>>
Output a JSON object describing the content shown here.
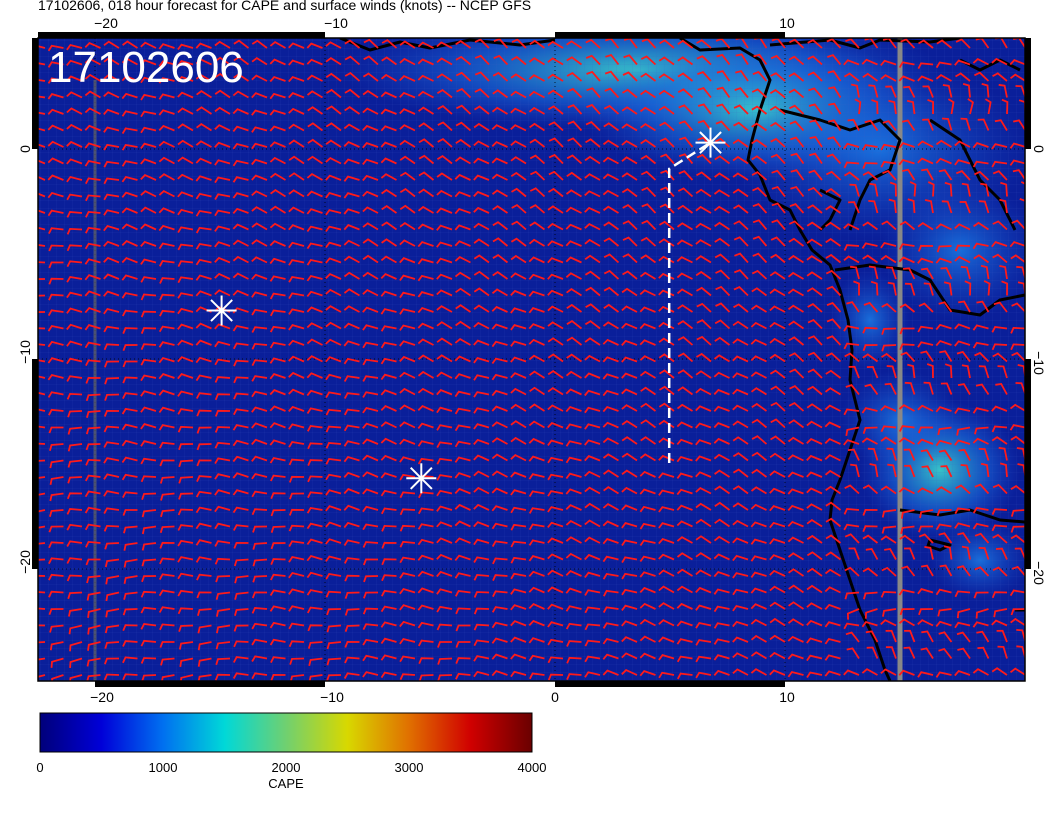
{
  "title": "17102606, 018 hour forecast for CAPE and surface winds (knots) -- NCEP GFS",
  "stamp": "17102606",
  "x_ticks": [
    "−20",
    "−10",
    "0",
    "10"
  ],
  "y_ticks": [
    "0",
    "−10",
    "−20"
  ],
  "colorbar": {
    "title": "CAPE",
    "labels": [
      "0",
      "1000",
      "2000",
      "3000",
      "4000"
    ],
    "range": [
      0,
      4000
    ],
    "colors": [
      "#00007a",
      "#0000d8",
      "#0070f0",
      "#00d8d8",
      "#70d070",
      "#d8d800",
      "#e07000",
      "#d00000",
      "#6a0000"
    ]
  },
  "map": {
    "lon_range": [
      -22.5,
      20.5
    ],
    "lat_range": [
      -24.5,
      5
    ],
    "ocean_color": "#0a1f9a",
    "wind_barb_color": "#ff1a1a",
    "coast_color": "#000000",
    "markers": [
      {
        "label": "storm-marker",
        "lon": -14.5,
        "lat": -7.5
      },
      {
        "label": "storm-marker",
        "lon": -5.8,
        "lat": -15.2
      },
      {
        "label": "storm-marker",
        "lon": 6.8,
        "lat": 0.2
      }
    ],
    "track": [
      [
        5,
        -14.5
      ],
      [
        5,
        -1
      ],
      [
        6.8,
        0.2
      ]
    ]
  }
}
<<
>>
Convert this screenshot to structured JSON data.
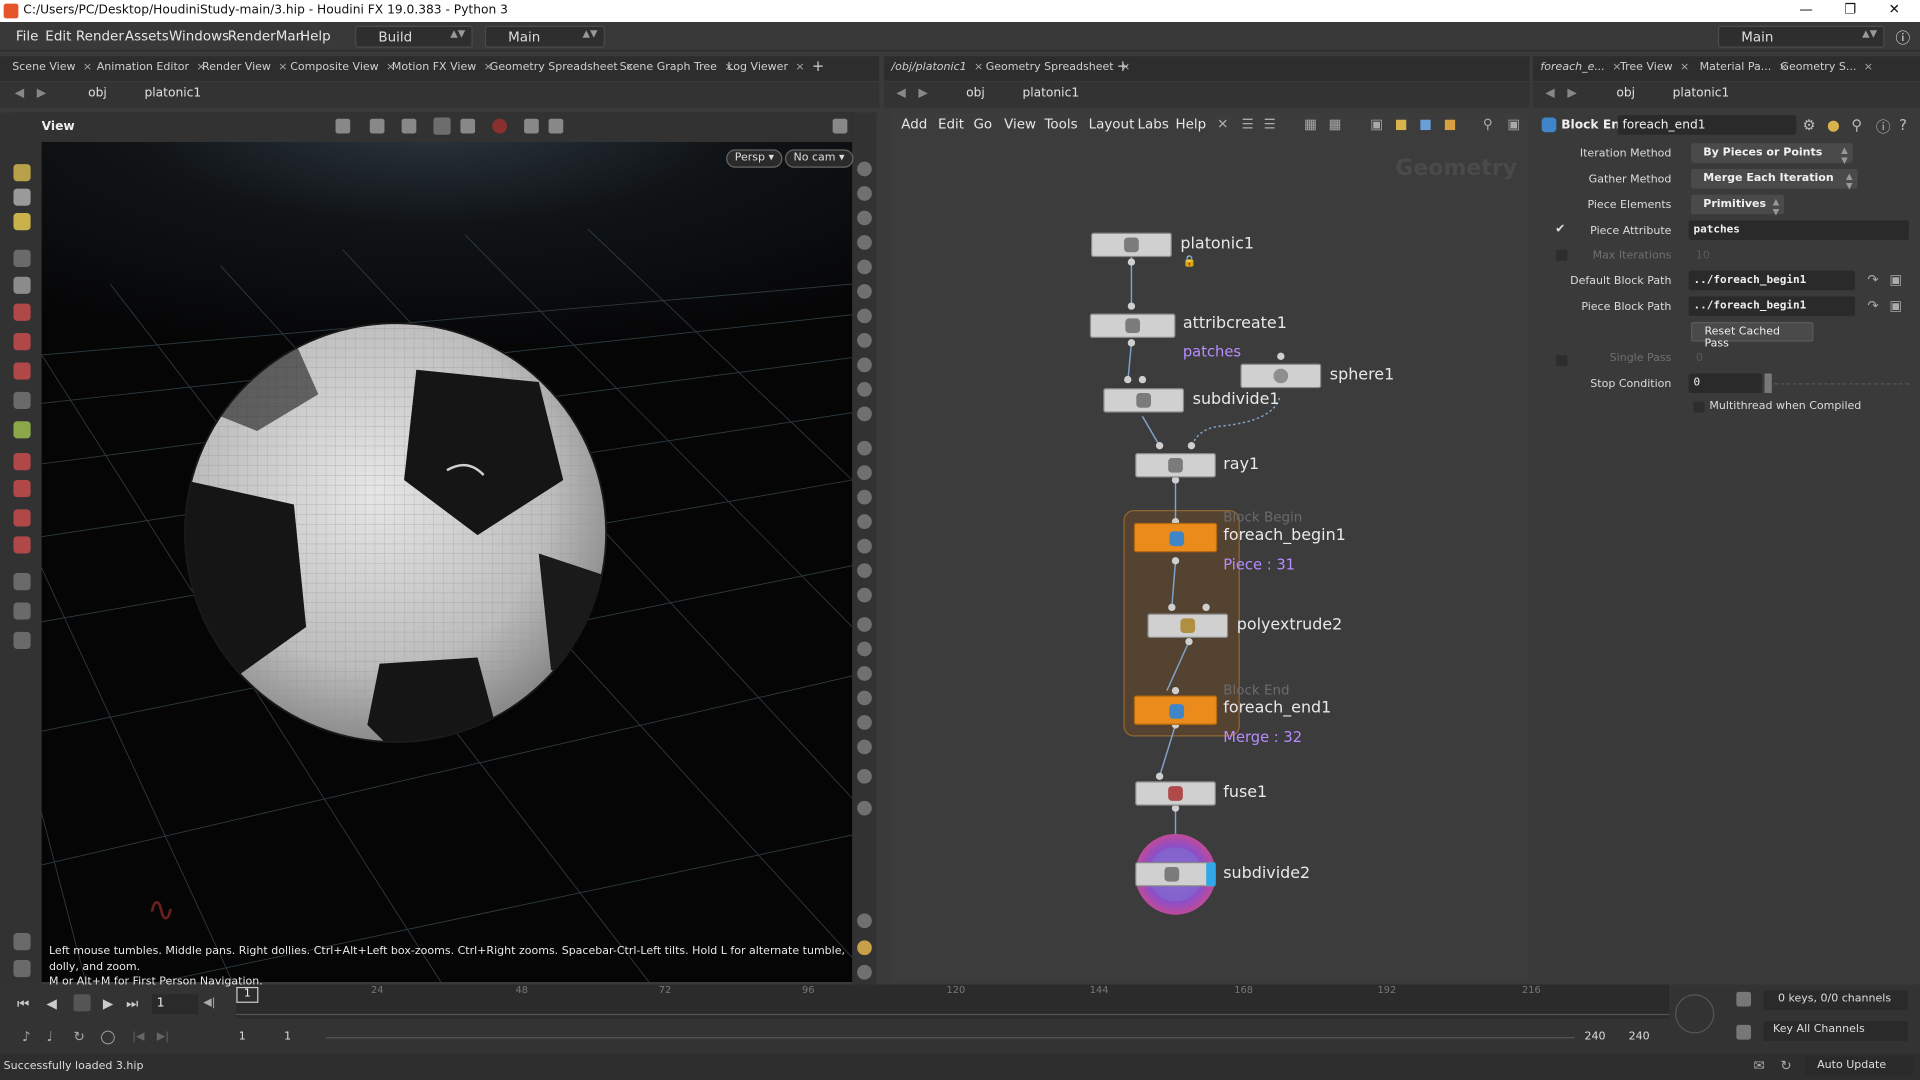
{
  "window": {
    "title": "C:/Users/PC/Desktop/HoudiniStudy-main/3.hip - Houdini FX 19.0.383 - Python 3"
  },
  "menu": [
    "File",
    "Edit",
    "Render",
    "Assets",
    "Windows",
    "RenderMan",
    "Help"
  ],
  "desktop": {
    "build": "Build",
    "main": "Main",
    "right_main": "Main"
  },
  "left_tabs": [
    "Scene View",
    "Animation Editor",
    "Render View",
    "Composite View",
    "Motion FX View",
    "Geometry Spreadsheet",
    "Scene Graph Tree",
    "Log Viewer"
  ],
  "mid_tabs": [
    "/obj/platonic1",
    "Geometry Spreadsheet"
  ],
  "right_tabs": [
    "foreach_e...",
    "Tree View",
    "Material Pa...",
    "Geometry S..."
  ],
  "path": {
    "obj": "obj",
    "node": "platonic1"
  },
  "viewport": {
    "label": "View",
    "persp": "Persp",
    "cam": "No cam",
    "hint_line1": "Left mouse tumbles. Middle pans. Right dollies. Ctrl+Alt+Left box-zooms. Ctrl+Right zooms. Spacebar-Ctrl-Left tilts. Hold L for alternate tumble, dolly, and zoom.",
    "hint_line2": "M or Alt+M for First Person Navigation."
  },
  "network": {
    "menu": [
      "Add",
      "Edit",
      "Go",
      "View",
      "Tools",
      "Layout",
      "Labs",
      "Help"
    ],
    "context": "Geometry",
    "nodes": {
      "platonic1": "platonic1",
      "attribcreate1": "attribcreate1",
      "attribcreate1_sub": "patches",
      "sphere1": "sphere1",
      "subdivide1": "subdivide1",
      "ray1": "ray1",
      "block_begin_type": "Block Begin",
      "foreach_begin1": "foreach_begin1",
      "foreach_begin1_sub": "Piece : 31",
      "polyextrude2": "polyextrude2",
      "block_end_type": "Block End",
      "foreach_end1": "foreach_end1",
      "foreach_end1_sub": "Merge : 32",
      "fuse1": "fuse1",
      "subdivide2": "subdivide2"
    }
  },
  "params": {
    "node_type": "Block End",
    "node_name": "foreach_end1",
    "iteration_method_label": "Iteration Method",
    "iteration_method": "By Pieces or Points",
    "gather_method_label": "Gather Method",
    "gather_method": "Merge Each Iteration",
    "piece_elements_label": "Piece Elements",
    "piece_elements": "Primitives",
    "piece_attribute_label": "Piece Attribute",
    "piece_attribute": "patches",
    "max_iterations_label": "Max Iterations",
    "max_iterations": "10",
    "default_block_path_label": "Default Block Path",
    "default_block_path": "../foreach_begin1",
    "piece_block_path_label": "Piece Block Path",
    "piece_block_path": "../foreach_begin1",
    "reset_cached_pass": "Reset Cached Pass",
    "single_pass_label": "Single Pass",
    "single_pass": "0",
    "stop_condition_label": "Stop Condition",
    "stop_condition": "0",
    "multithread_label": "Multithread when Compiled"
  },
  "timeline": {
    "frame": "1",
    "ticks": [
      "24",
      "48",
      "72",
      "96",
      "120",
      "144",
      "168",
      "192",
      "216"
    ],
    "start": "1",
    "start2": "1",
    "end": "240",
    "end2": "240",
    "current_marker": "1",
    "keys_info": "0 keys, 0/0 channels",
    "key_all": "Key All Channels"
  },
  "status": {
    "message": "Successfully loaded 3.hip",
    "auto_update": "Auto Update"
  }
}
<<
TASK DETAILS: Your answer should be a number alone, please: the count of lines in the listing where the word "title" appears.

RESPONSE TO THIS TASK: 3